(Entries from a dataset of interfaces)
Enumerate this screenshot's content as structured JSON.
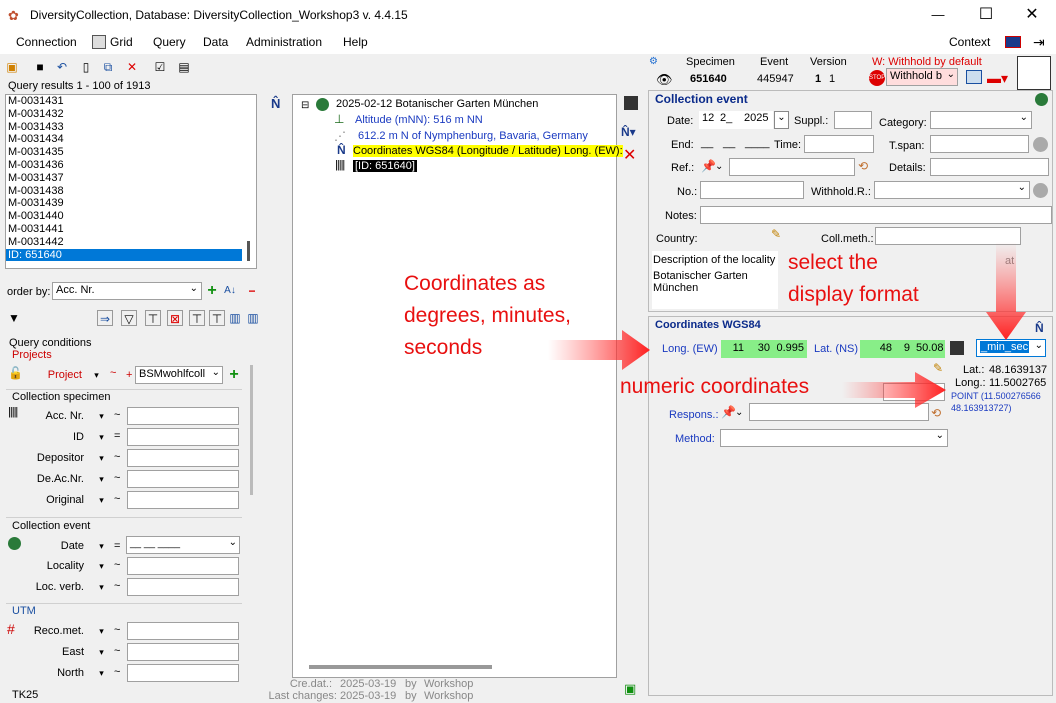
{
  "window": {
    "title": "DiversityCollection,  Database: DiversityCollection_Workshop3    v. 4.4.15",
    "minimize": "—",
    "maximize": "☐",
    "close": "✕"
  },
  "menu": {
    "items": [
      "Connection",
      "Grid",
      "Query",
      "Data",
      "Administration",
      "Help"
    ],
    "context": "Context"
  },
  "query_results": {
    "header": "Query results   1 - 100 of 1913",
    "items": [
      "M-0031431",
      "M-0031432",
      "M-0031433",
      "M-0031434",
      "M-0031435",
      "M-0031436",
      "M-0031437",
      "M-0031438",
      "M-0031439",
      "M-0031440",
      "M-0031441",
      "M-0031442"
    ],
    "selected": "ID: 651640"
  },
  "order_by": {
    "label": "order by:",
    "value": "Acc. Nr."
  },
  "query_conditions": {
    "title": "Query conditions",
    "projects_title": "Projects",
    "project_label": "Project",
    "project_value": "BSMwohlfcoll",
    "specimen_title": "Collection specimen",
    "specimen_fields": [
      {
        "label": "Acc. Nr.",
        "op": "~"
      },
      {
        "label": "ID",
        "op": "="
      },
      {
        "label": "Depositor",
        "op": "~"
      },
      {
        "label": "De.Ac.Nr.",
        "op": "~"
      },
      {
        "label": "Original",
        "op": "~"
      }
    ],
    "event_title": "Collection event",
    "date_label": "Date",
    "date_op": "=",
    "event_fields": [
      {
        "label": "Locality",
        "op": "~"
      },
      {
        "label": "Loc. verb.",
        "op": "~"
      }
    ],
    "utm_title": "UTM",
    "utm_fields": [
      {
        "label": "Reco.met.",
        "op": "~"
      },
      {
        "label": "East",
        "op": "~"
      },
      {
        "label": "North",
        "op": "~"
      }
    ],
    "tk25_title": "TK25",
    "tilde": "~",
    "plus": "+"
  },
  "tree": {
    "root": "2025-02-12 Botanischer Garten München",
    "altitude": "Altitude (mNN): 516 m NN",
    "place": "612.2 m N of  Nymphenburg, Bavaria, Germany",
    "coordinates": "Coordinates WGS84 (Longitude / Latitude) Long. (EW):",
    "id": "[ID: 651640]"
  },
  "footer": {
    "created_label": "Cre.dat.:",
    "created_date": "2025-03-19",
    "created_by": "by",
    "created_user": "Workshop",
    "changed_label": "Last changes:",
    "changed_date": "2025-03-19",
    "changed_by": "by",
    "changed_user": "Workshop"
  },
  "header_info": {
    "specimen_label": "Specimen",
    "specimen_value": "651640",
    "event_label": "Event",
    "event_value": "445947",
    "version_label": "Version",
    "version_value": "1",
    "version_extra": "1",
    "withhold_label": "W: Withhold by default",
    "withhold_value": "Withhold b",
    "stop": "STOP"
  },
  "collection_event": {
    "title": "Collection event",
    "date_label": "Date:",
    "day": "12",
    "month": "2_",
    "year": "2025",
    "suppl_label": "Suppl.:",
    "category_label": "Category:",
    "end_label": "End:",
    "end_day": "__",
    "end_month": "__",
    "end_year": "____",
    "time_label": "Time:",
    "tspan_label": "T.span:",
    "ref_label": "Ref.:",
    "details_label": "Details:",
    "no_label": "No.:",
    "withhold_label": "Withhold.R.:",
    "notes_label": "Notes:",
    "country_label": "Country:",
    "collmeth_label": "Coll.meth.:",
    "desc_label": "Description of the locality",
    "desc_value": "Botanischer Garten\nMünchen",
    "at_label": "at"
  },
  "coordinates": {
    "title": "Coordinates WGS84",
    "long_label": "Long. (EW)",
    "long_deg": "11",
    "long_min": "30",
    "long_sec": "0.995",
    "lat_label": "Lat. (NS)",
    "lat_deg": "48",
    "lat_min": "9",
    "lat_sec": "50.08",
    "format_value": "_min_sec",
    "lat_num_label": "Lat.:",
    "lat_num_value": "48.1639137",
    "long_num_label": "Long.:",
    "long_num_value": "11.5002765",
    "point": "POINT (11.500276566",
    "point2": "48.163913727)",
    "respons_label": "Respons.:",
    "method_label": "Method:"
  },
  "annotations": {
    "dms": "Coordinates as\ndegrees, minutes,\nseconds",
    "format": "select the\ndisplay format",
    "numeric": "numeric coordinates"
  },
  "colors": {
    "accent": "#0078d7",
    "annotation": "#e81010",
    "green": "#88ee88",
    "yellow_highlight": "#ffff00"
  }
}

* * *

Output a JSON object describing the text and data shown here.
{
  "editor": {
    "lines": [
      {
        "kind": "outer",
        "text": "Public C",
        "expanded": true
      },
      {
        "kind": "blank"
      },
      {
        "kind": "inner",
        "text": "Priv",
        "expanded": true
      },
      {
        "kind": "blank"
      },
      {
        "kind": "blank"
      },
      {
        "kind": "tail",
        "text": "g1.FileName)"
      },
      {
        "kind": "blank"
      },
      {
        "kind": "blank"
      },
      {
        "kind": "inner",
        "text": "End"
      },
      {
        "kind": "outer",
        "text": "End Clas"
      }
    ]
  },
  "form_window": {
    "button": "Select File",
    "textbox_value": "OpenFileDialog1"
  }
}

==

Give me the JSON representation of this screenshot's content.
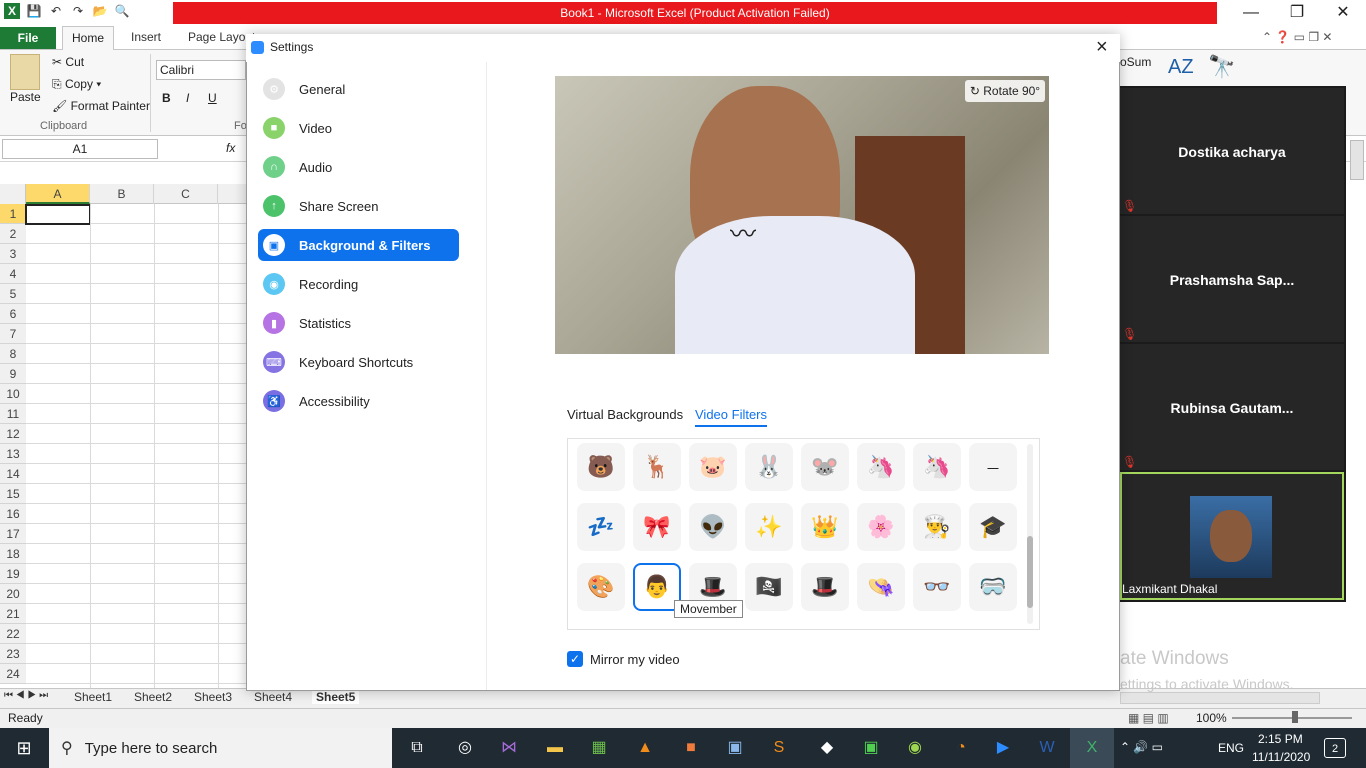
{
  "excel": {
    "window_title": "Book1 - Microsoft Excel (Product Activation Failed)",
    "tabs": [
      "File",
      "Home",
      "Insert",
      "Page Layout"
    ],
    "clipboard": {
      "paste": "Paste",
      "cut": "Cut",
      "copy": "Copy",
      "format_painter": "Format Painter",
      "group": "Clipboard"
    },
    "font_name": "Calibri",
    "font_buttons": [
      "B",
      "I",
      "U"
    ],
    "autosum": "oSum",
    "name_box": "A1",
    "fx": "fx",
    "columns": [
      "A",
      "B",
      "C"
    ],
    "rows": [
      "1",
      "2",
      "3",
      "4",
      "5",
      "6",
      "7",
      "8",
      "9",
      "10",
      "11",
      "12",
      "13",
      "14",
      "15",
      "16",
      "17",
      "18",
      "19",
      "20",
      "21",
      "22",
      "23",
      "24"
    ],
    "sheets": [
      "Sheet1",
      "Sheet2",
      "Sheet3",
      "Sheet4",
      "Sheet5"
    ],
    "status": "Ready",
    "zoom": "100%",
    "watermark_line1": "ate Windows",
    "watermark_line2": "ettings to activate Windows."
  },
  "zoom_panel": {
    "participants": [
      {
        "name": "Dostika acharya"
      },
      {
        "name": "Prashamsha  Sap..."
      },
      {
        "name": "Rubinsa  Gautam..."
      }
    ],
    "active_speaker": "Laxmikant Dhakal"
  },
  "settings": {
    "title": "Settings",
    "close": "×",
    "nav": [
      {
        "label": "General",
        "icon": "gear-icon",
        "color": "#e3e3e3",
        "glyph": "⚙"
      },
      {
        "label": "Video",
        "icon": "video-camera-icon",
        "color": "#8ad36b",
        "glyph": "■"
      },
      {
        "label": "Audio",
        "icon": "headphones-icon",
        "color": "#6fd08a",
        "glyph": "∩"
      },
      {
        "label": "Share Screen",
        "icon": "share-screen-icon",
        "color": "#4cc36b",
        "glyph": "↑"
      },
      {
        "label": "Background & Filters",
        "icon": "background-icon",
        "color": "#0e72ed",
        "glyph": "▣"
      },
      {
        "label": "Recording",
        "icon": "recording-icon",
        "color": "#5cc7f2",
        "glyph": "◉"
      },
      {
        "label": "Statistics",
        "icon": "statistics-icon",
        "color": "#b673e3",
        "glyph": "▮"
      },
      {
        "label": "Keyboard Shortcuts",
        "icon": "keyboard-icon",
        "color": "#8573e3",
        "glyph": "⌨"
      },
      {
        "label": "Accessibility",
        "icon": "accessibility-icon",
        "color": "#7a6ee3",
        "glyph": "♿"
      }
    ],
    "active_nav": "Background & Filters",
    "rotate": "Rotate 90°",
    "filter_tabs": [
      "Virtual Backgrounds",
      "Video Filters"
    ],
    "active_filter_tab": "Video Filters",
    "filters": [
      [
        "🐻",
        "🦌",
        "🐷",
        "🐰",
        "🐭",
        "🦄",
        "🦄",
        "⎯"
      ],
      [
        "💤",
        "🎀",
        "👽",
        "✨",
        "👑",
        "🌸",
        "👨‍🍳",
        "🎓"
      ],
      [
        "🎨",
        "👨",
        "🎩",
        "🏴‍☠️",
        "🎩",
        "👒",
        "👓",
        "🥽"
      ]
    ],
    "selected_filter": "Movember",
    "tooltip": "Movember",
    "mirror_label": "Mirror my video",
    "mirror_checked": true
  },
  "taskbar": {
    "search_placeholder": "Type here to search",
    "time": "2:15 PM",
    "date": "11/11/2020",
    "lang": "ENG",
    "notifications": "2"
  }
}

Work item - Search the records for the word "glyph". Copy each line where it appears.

Answer to the problem -
        "glyph": "⚙"
        "glyph": "■"
        "glyph": "∩"
        "glyph": "↑"
        "glyph": "▣"
        "glyph": "◉"
        "glyph": "▮"
        "glyph": "⌨"
        "glyph": "♿"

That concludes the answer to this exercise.